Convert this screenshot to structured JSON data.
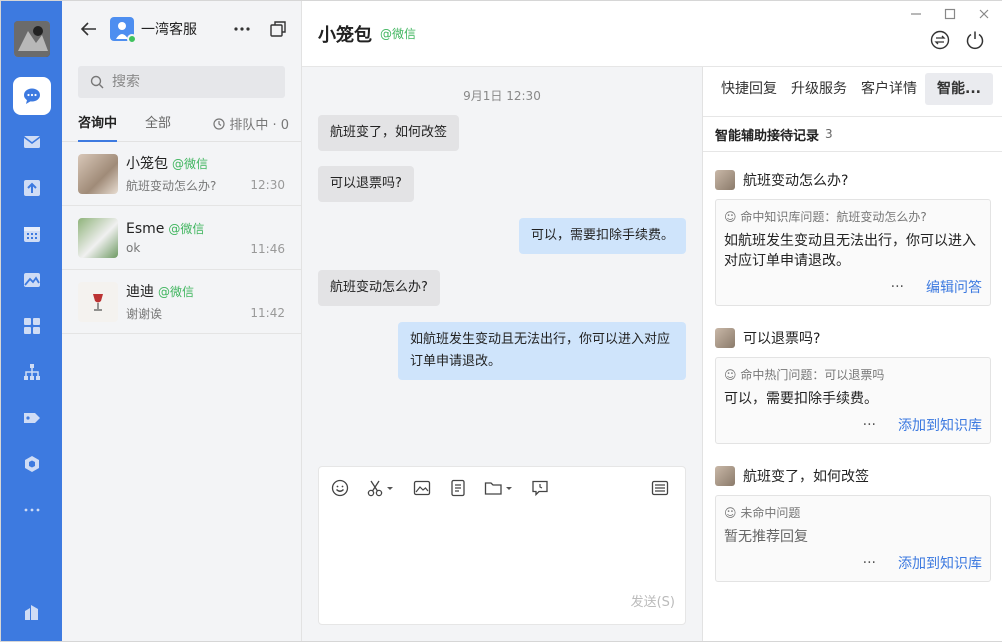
{
  "account": {
    "name": "一湾客服"
  },
  "search": {
    "placeholder": "搜索"
  },
  "tabs": {
    "active": "咨询中",
    "all": "全部",
    "queue": "排队中 · 0"
  },
  "sessions": [
    {
      "name": "小笼包",
      "channel": "@微信",
      "last": "航班变动怎么办?",
      "time": "12:30"
    },
    {
      "name": "Esme",
      "channel": "@微信",
      "last": "ok",
      "time": "11:46"
    },
    {
      "name": "迪迪",
      "channel": "@微信",
      "last": "谢谢诶",
      "time": "11:42"
    }
  ],
  "chat": {
    "title": "小笼包",
    "channel": "@微信",
    "timestamp": "9月1日 12:30",
    "messages": [
      {
        "dir": "in",
        "text": "航班变了，如何改签"
      },
      {
        "dir": "in",
        "text": "可以退票吗?"
      },
      {
        "dir": "out",
        "text": "可以，需要扣除手续费。"
      },
      {
        "dir": "in",
        "text": "航班变动怎么办?"
      },
      {
        "dir": "out",
        "text": "如航班发生变动且无法出行，你可以进入对应订单申请退改。"
      }
    ],
    "send_label": "发送(S)"
  },
  "panel": {
    "tabs": [
      "快捷回复",
      "升级服务",
      "客户详情",
      "智能..."
    ],
    "title": "智能辅助接待记录",
    "count": "3",
    "records": [
      {
        "question": "航班变动怎么办?",
        "hit": "命中知识库问题：航班变动怎么办?",
        "answer": "如航班发生变动且无法出行，你可以进入对应订单申请退改。",
        "more": "···",
        "action": "编辑问答"
      },
      {
        "question": "可以退票吗?",
        "hit": "命中热门问题：可以退票吗",
        "answer": "可以，需要扣除手续费。",
        "more": "···",
        "action": "添加到知识库"
      },
      {
        "question": "航班变了，如何改签",
        "hit": "未命中问题",
        "answer": "暂无推荐回复",
        "more": "···",
        "action": "添加到知识库"
      }
    ]
  },
  "colors": {
    "brand": "#3d7ae0",
    "wechat": "#3fb55e",
    "out_bubble": "#cfe4fb",
    "in_bubble": "#e3e3e5"
  },
  "icons": [
    "chat-icon",
    "mail-icon",
    "upload-icon",
    "calendar-icon",
    "image-icon",
    "apps-icon",
    "org-icon",
    "tag-icon",
    "cube-icon",
    "more-icon",
    "building-icon"
  ]
}
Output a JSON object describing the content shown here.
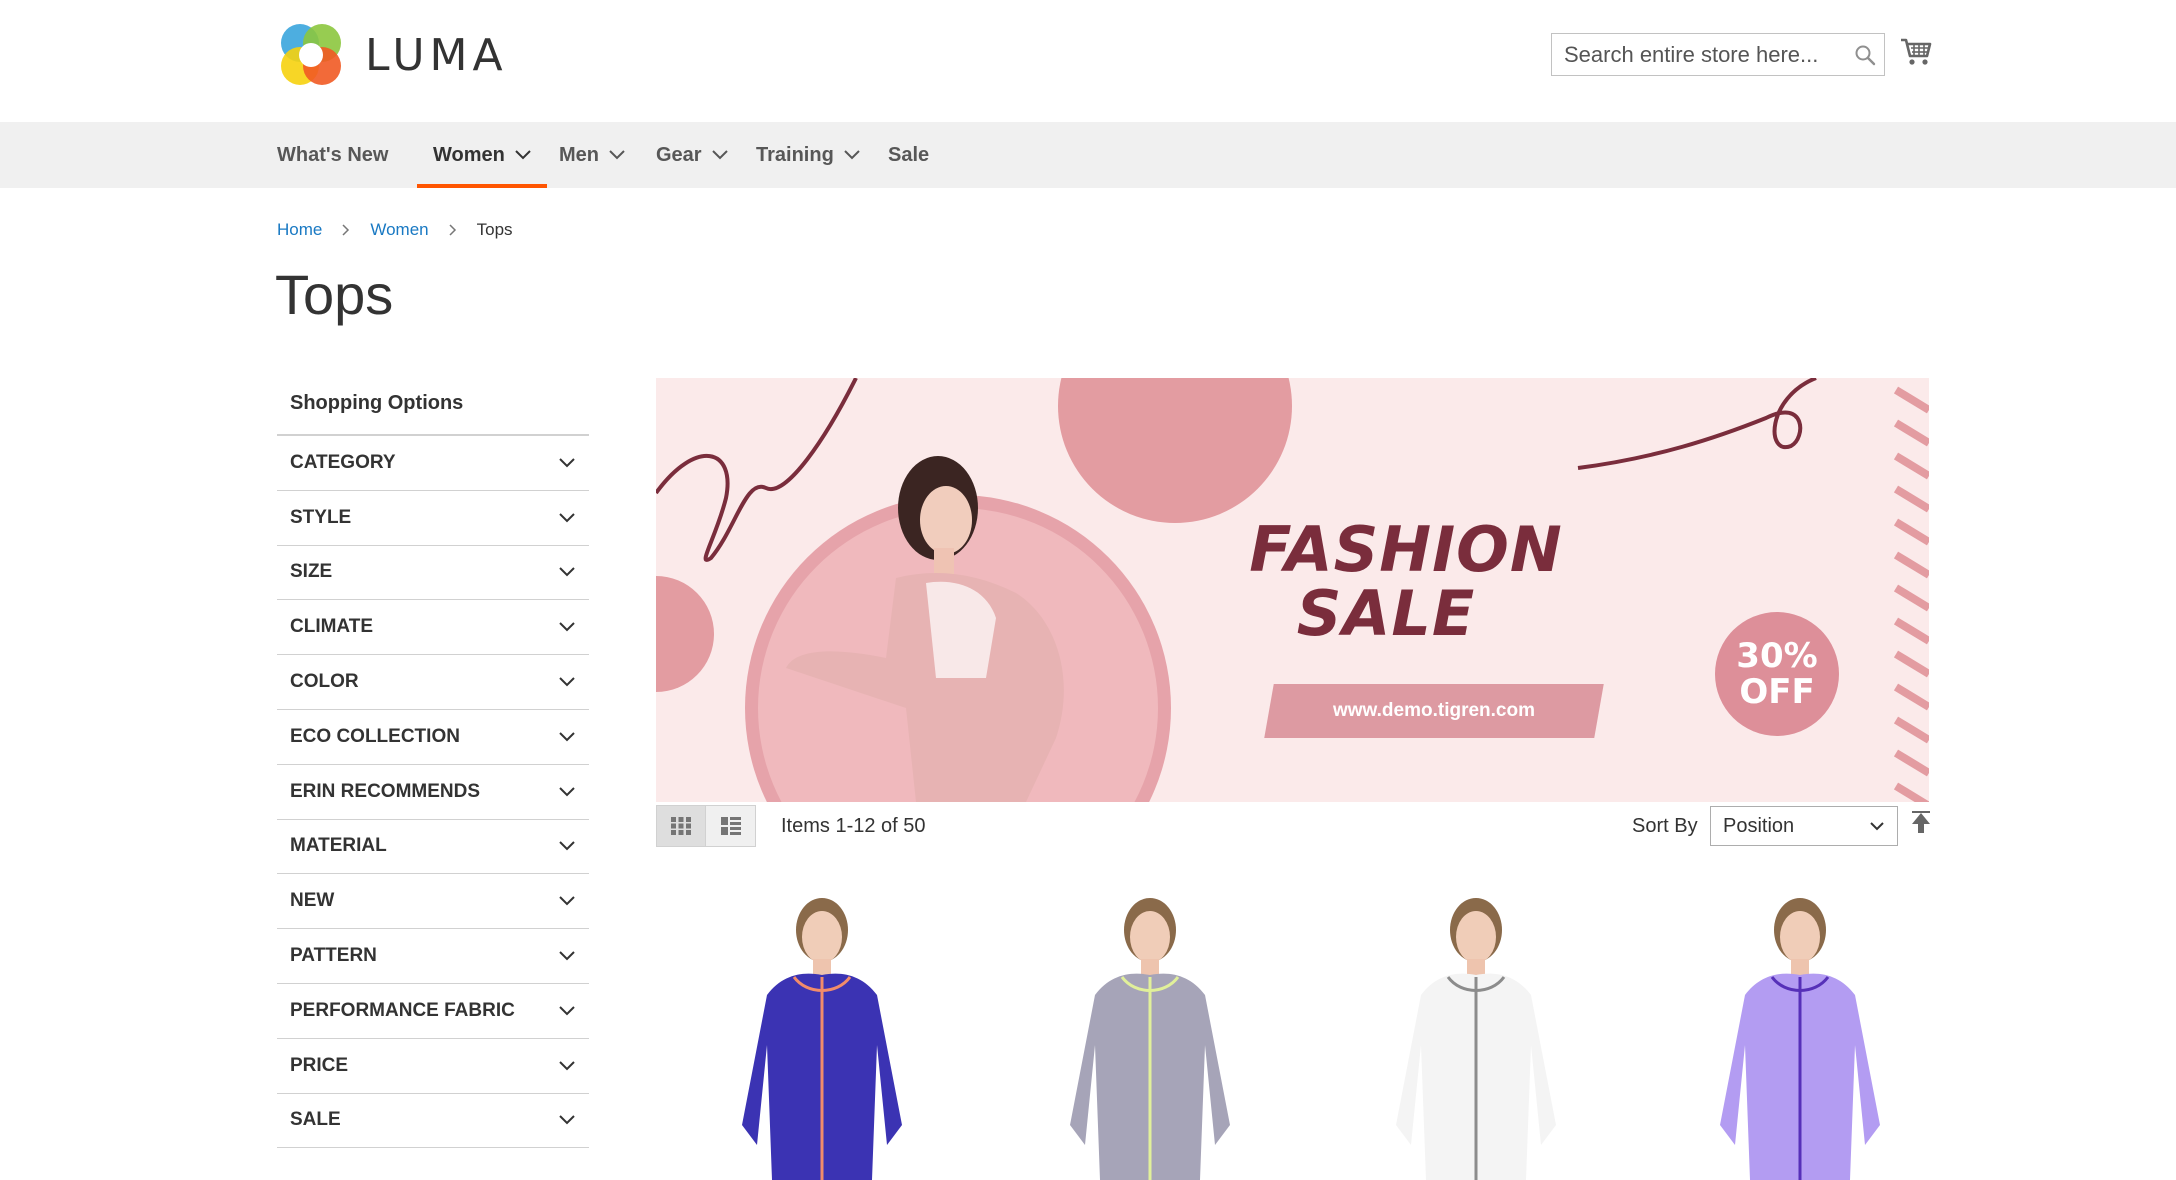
{
  "header": {
    "logo_text": "LUMA",
    "search_placeholder": "Search entire store here...",
    "cart_icon": "cart-icon"
  },
  "nav": {
    "items": [
      {
        "label": "What's New",
        "has_dropdown": false,
        "active": false
      },
      {
        "label": "Women",
        "has_dropdown": true,
        "active": true
      },
      {
        "label": "Men",
        "has_dropdown": true,
        "active": false
      },
      {
        "label": "Gear",
        "has_dropdown": true,
        "active": false
      },
      {
        "label": "Training",
        "has_dropdown": true,
        "active": false
      },
      {
        "label": "Sale",
        "has_dropdown": false,
        "active": false
      }
    ],
    "active_color": "#ff5501"
  },
  "breadcrumb": {
    "items": [
      "Home",
      "Women"
    ],
    "current": "Tops"
  },
  "page_title": "Tops",
  "sidebar": {
    "title": "Shopping Options",
    "filters": [
      "CATEGORY",
      "STYLE",
      "SIZE",
      "CLIMATE",
      "COLOR",
      "ECO COLLECTION",
      "ERIN RECOMMENDS",
      "MATERIAL",
      "NEW",
      "PATTERN",
      "PERFORMANCE FABRIC",
      "PRICE",
      "SALE"
    ]
  },
  "banner": {
    "title_line1": "FASHION",
    "title_line2": "SALE",
    "url": "www.demo.tigren.com",
    "badge_line1": "30%",
    "badge_line2": "OFF"
  },
  "toolbar": {
    "amount": "Items 1-12 of 50",
    "sort_label": "Sort By",
    "sort_value": "Position"
  },
  "products": [
    {
      "color": "#3b33b3",
      "accent": "#f28c6a"
    },
    {
      "color": "#a6a4b8",
      "accent": "#e1f09a"
    },
    {
      "color": "#f4f4f4",
      "accent": "#8c8c8c"
    },
    {
      "color": "#b39cf2",
      "accent": "#5630b8"
    }
  ]
}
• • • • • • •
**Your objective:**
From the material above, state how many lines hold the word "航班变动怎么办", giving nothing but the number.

**Result below:**
4